◆ **THE RECORDS**:
# # #
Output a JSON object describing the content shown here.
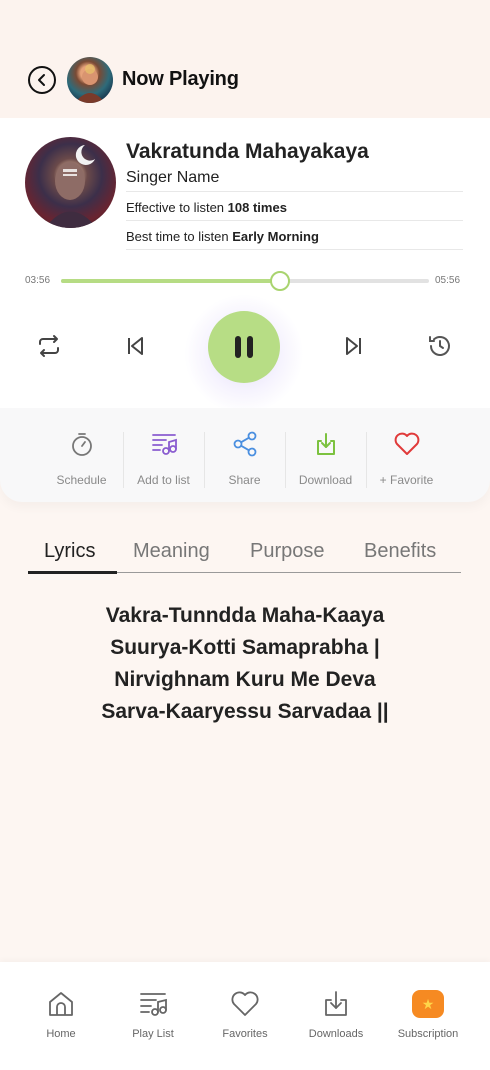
{
  "header": {
    "title": "Now Playing",
    "back_icon": "back-arrow-icon",
    "avatar": "deity-avatar"
  },
  "track": {
    "title": "Vakratunda Mahayakaya",
    "singer": "Singer Name",
    "listen_prefix": "Effective to listen",
    "listen_value": "108 times",
    "time_prefix": "Best time to listen",
    "time_value": "Early Morning",
    "elapsed": "03:56",
    "duration": "05:56",
    "progress_fraction": 0.594
  },
  "controls": {
    "repeat_icon": "repeat-icon",
    "previous_icon": "skip-previous-icon",
    "pause_icon": "pause-icon",
    "next_icon": "skip-next-icon",
    "timer_icon": "timer-icon",
    "accent_color": "#b7dd85"
  },
  "actions": [
    {
      "label": "Schedule",
      "icon": "stopwatch-icon",
      "color": "#777777"
    },
    {
      "label": "Add to list",
      "icon": "playlist-add-icon",
      "color": "#8a5cd0"
    },
    {
      "label": "Share",
      "icon": "share-icon",
      "color": "#4a8fe0"
    },
    {
      "label": "Download",
      "icon": "download-icon",
      "color": "#7cc240"
    },
    {
      "label": "+ Favorite",
      "icon": "heart-icon",
      "color": "#e03a3a"
    }
  ],
  "tabs": [
    {
      "label": "Lyrics",
      "active": true
    },
    {
      "label": "Meaning",
      "active": false
    },
    {
      "label": "Purpose",
      "active": false
    },
    {
      "label": "Benefits",
      "active": false
    }
  ],
  "lyrics": [
    "Vakra-Tunndda Maha-Kaaya",
    "Suurya-Kotti Samaprabha |",
    "Nirvighnam Kuru Me Deva",
    "Sarva-Kaaryessu Sarvadaa ||"
  ],
  "bottom_nav": [
    {
      "label": "Home",
      "icon": "home-icon"
    },
    {
      "label": "Play List",
      "icon": "playlist-icon"
    },
    {
      "label": "Favorites",
      "icon": "heart-outline-icon"
    },
    {
      "label": "Downloads",
      "icon": "download-tray-icon"
    },
    {
      "label": "Subscription",
      "icon": "star-badge-icon"
    }
  ]
}
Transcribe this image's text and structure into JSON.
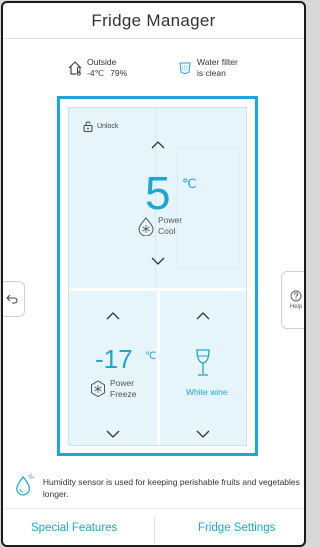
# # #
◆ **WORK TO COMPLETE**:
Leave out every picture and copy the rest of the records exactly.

◆ **ANSWER SPACE**:
Output a JSON object describing the content shown here.
{
  "header": {
    "title": "Now Playing",
    "back_icon": "back-arrow-icon",
    "avatar": "deity-avatar"
  },
  "track": {
    "title": "Vakratunda Mahayakaya",
    "singer": "Singer Name",
    "listen_prefix": "Effective to listen",
    "listen_value": "108 times",
    "time_prefix": "Best time to listen",
    "time_value": "Early Morning",
    "elapsed": "03:56",
    "duration": "05:56",
    "progress_fraction": 0.594
  },
  "controls": {
    "repeat_icon": "repeat-icon",
    "previous_icon": "skip-previous-icon",
    "pause_icon": "pause-icon",
    "next_icon": "skip-next-icon",
    "timer_icon": "timer-icon",
    "accent_color": "#b7dd85"
  },
  "actions": [
    {
      "label": "Schedule",
      "icon": "stopwatch-icon",
      "color": "#777777"
    },
    {
      "label": "Add to list",
      "icon": "playlist-add-icon",
      "color": "#8a5cd0"
    },
    {
      "label": "Share",
      "icon": "share-icon",
      "color": "#4a8fe0"
    },
    {
      "label": "Download",
      "icon": "download-icon",
      "color": "#7cc240"
    },
    {
      "label": "+ Favorite",
      "icon": "heart-icon",
      "color": "#e03a3a"
    }
  ],
  "tabs": [
    {
      "label": "Lyrics",
      "active": true
    },
    {
      "label": "Meaning",
      "active": false
    },
    {
      "label": "Purpose",
      "active": false
    },
    {
      "label": "Benefits",
      "active": false
    }
  ],
  "lyrics": [
    "Vakra-Tunndda Maha-Kaaya",
    "Suurya-Kotti Samaprabha |",
    "Nirvighnam Kuru Me Deva",
    "Sarva-Kaaryessu Sarvadaa ||"
  ],
  "bottom_nav": [
    {
      "label": "Home",
      "icon": "home-icon"
    },
    {
      "label": "Play List",
      "icon": "playlist-icon"
    },
    {
      "label": "Favorites",
      "icon": "heart-outline-icon"
    },
    {
      "label": "Downloads",
      "icon": "download-tray-icon"
    },
    {
      "label": "Subscription",
      "icon": "star-badge-icon"
    }
  ]
}
Transcribe this image's text and structure into JSON.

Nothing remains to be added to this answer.